[Data to process Boundary: Start]

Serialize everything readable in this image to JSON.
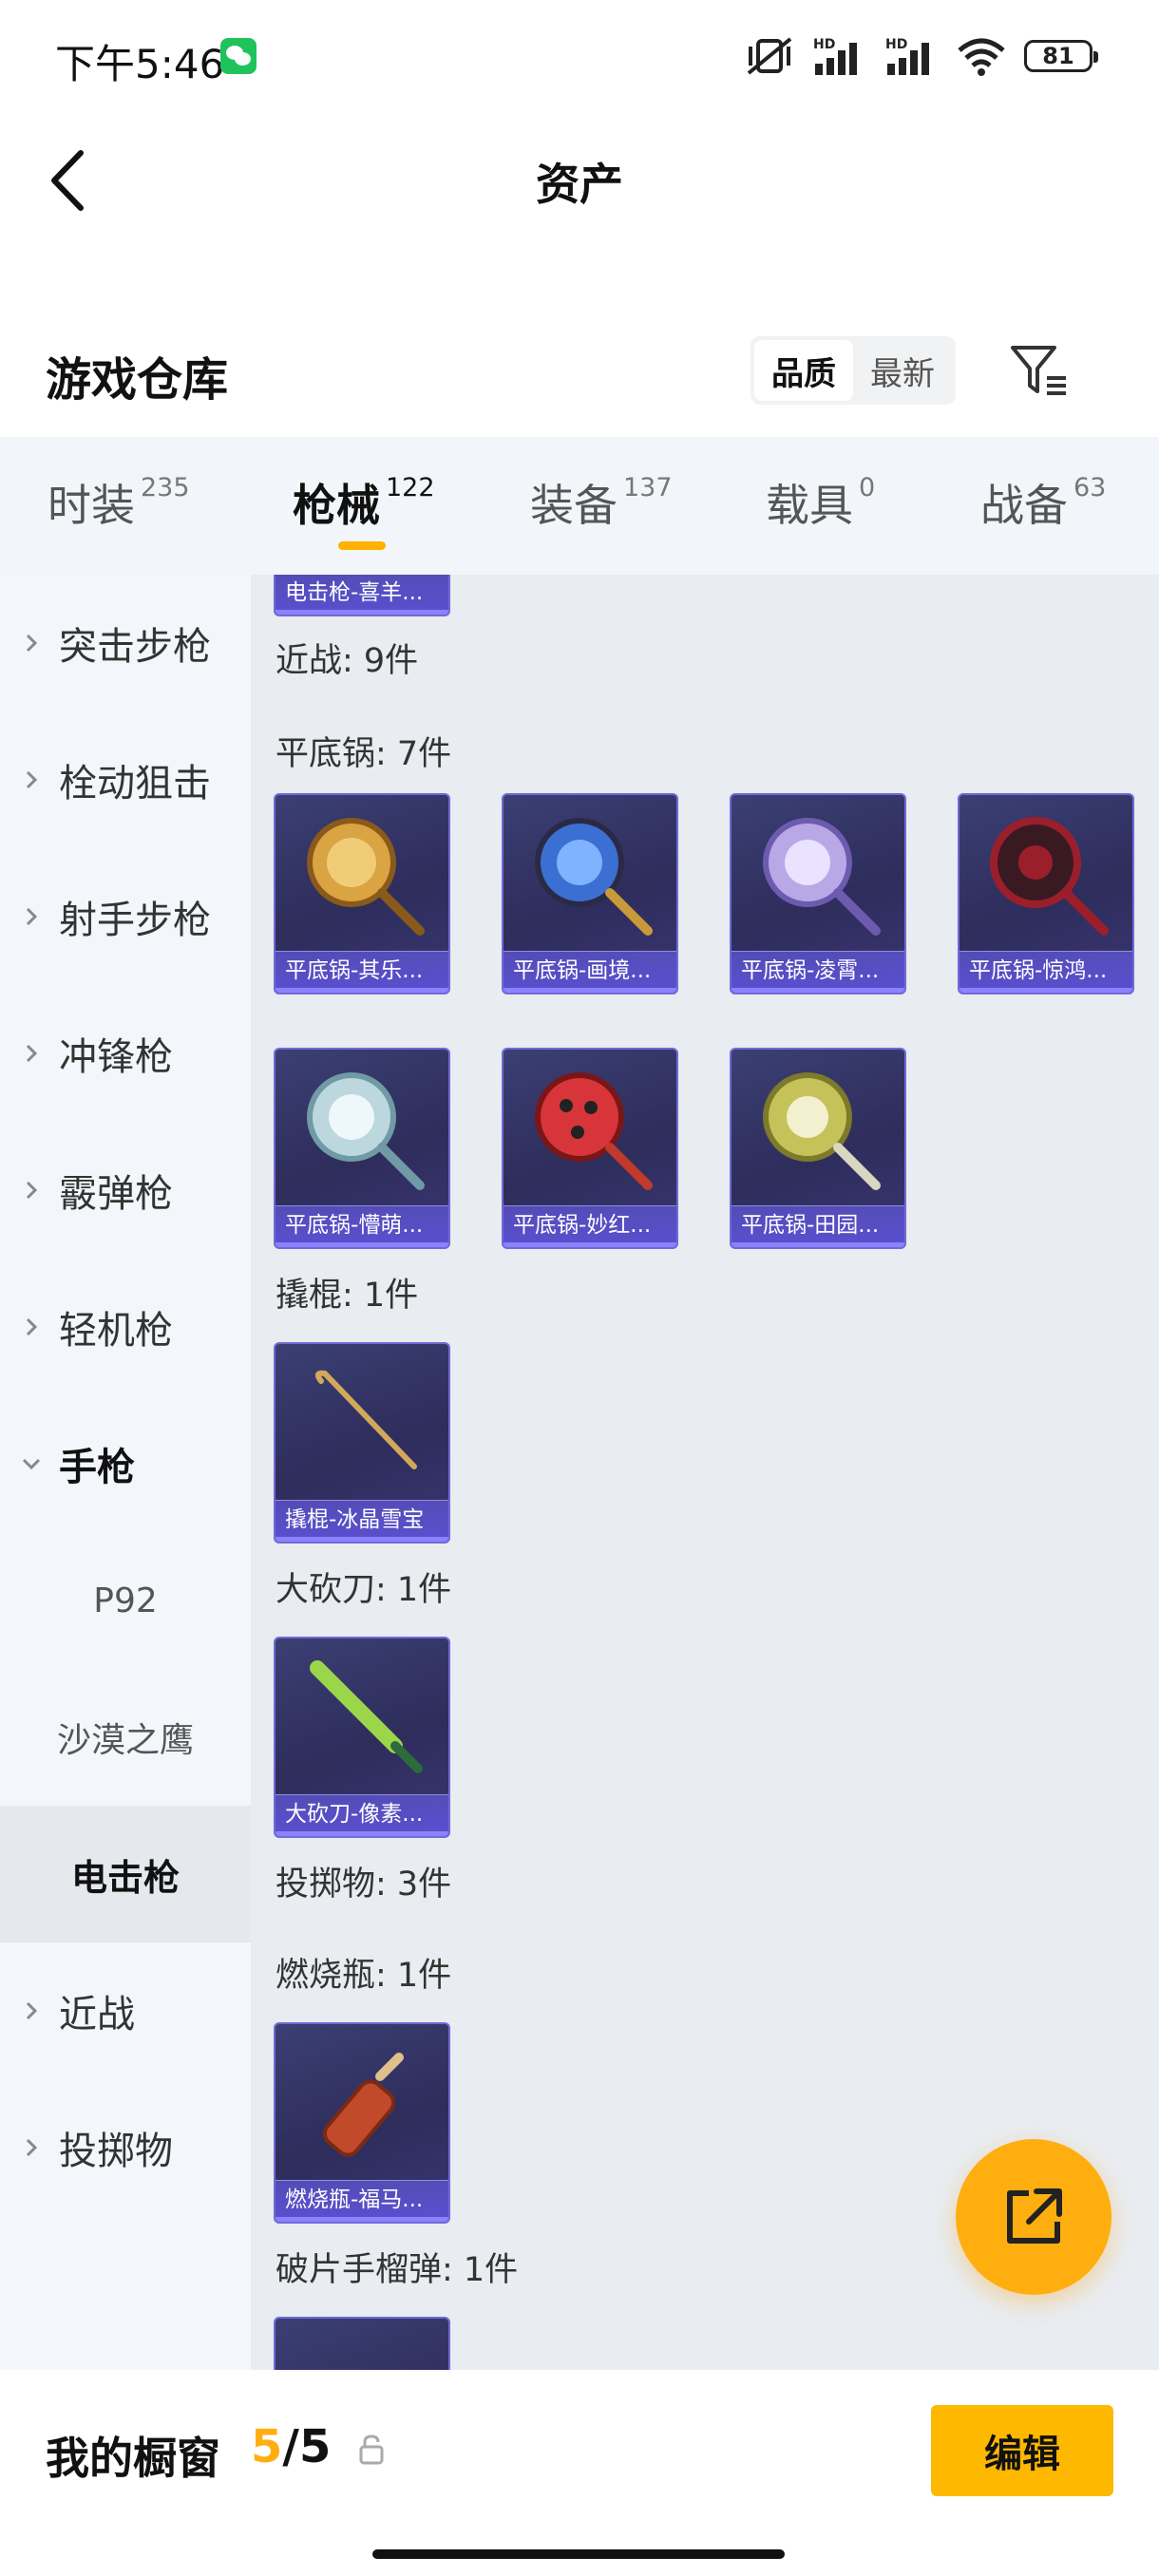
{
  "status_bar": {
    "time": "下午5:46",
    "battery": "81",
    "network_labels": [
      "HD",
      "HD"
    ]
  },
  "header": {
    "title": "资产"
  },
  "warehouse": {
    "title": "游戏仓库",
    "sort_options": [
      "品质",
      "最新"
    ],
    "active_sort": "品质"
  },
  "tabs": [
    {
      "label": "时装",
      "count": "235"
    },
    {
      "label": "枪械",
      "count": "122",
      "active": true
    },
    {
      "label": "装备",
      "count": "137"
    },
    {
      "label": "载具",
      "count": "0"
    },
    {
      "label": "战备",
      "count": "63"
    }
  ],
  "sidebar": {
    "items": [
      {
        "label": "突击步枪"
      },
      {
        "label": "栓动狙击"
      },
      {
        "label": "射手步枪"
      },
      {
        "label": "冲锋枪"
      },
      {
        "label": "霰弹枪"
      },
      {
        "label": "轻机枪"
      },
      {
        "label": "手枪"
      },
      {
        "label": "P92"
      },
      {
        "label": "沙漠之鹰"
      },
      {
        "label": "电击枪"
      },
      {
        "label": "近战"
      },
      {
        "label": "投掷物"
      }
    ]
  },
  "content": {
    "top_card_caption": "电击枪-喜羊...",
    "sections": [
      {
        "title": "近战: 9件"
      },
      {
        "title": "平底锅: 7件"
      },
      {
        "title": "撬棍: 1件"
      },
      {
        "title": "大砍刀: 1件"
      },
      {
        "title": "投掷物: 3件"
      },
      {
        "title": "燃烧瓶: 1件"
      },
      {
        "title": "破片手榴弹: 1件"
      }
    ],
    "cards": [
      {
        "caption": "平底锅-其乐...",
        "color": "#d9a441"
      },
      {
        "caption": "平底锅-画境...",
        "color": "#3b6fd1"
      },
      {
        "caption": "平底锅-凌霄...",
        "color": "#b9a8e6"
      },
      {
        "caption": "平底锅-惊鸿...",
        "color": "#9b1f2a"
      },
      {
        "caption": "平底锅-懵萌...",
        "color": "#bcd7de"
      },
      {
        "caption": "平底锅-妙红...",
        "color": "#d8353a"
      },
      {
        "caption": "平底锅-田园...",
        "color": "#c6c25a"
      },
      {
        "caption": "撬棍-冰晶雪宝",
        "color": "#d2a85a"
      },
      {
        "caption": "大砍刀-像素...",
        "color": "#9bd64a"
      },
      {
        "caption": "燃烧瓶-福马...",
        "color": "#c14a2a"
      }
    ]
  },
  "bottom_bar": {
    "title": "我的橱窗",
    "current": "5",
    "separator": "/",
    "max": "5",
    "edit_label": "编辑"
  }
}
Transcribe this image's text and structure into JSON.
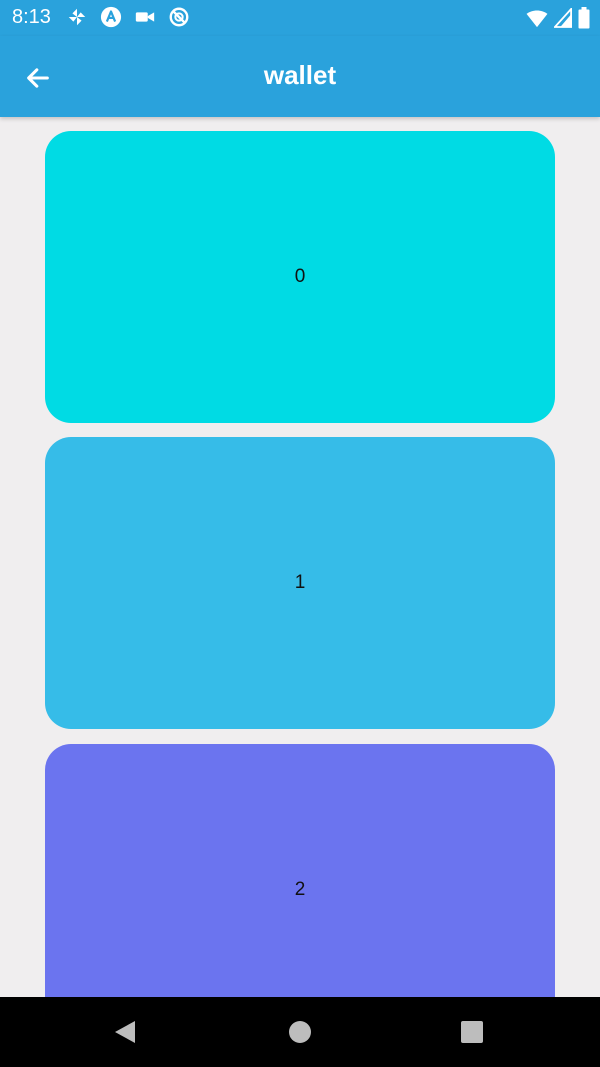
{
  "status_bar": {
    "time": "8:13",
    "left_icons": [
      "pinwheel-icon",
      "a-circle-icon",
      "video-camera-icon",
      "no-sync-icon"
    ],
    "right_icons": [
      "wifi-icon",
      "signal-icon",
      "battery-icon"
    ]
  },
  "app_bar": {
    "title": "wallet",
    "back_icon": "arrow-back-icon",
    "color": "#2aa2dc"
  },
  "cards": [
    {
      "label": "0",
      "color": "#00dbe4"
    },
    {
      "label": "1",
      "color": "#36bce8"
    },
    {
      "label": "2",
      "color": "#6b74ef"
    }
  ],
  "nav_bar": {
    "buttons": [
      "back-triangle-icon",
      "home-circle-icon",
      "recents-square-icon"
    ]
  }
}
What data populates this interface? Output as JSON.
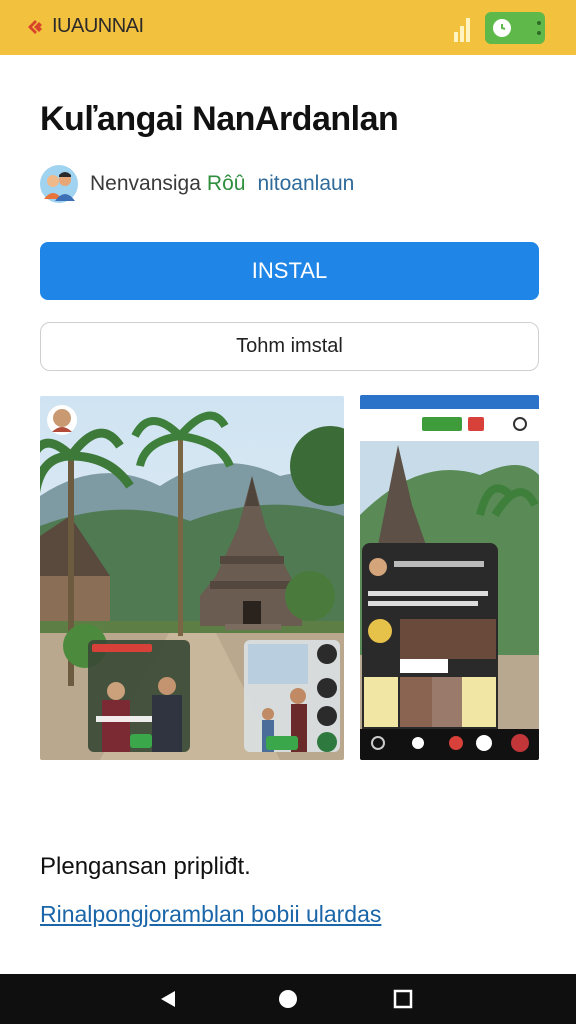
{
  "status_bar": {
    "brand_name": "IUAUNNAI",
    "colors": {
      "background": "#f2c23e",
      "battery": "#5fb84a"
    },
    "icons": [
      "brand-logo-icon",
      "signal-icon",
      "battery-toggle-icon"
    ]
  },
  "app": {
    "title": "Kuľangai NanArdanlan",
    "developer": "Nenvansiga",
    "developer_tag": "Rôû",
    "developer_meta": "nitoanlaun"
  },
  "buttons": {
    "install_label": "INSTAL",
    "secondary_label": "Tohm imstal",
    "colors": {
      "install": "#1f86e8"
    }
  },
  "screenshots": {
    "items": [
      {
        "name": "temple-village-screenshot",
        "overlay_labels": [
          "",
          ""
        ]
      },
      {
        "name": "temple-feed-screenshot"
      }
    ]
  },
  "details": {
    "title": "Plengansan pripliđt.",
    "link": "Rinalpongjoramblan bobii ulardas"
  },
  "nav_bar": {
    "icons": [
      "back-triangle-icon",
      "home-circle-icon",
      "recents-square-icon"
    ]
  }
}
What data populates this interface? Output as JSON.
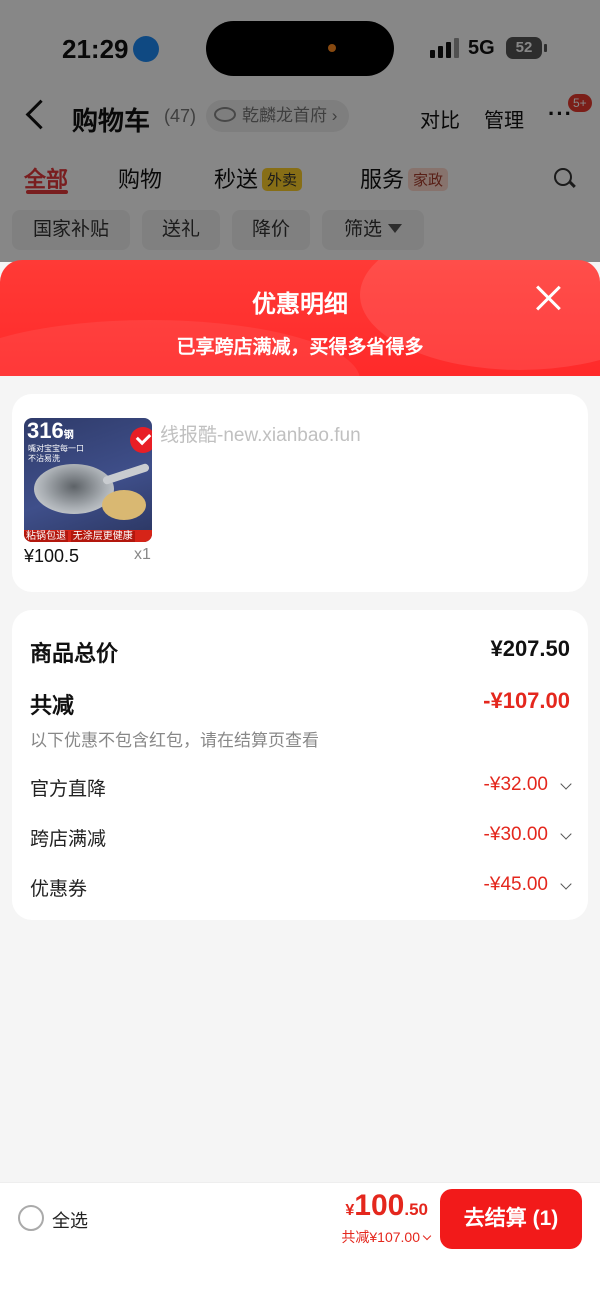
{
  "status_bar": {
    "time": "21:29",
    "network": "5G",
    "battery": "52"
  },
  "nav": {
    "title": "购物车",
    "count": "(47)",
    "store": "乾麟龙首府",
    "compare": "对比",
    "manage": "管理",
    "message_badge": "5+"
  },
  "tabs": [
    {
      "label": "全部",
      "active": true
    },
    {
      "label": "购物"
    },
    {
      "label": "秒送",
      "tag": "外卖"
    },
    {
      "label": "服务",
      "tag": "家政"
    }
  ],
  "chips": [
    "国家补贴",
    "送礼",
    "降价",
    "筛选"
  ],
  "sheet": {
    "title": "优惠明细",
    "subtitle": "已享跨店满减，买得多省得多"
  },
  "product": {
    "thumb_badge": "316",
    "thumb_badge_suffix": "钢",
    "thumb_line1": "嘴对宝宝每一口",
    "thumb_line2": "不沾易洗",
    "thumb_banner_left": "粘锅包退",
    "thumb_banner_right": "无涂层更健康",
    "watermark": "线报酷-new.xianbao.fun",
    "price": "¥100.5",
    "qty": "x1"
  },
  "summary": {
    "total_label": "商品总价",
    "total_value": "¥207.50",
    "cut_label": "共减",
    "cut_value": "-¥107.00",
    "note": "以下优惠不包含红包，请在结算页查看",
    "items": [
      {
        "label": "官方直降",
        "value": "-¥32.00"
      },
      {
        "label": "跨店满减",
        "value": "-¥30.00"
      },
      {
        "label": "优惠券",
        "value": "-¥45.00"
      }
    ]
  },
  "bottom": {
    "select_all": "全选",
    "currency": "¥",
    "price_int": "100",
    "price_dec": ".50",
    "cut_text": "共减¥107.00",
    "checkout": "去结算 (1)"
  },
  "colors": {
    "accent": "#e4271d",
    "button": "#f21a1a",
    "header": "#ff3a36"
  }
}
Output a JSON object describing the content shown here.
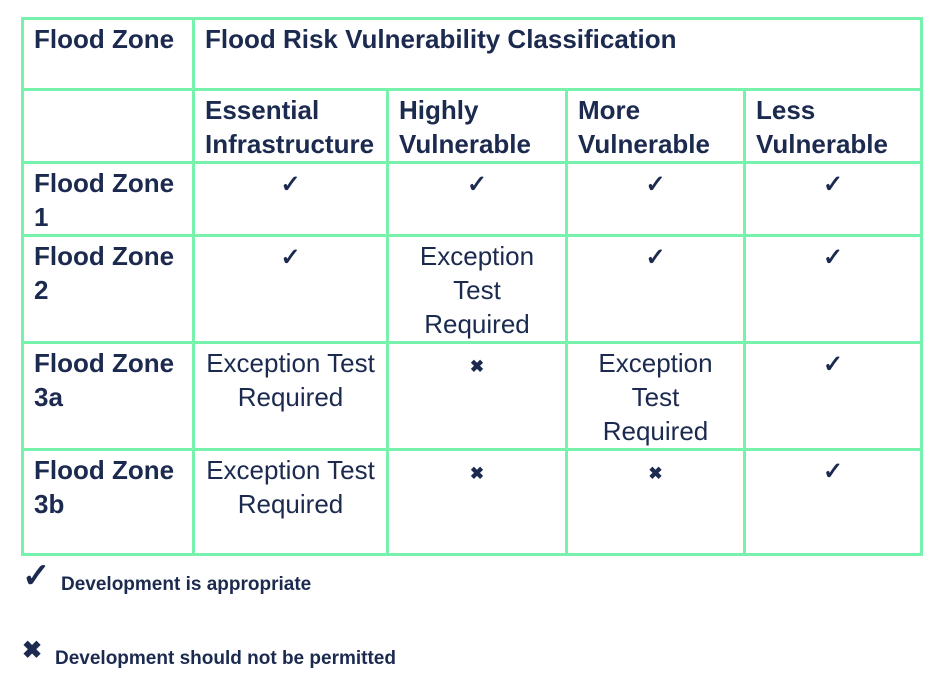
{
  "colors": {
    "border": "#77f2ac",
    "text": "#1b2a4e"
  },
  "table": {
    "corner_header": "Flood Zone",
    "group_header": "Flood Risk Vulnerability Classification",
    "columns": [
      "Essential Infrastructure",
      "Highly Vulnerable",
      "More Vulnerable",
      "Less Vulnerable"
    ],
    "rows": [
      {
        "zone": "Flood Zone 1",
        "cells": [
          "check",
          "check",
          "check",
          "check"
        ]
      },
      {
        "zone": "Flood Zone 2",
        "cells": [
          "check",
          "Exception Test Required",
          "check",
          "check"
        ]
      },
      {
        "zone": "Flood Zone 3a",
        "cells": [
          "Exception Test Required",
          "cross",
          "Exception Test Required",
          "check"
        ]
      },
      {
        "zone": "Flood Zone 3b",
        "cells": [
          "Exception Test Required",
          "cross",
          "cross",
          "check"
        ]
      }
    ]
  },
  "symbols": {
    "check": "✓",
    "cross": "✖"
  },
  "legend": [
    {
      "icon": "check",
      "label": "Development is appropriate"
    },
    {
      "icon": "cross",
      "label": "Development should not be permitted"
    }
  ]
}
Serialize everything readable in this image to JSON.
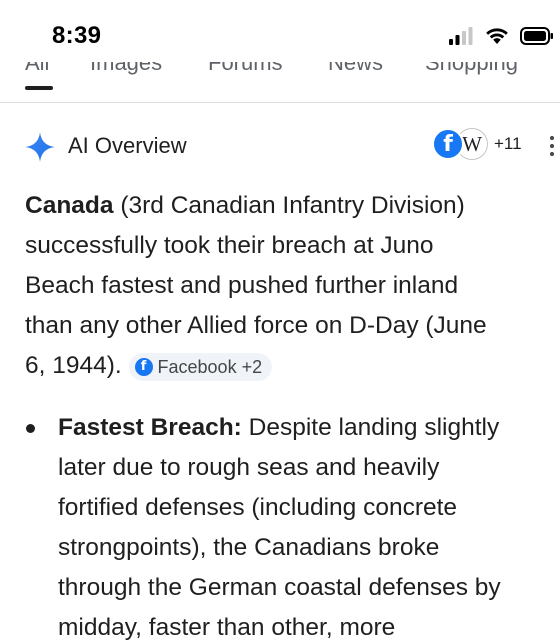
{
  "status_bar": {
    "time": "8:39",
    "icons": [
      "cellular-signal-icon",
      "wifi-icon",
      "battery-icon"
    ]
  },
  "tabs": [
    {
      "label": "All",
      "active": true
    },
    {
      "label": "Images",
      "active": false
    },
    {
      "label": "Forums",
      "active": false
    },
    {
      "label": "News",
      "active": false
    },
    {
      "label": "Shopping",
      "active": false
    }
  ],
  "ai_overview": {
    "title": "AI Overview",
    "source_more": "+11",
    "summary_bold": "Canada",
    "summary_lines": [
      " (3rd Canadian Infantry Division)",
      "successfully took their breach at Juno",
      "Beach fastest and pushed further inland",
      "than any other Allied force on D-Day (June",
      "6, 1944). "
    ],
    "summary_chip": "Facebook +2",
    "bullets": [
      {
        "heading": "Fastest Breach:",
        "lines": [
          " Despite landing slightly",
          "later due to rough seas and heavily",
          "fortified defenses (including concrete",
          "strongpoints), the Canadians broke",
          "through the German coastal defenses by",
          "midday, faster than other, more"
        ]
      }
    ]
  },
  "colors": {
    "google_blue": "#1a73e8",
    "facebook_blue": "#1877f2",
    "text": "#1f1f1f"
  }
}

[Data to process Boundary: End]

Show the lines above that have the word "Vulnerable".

| Exercise response |
      "Highly Vulnerable",
      "More Vulnerable",
      "Less Vulnerable"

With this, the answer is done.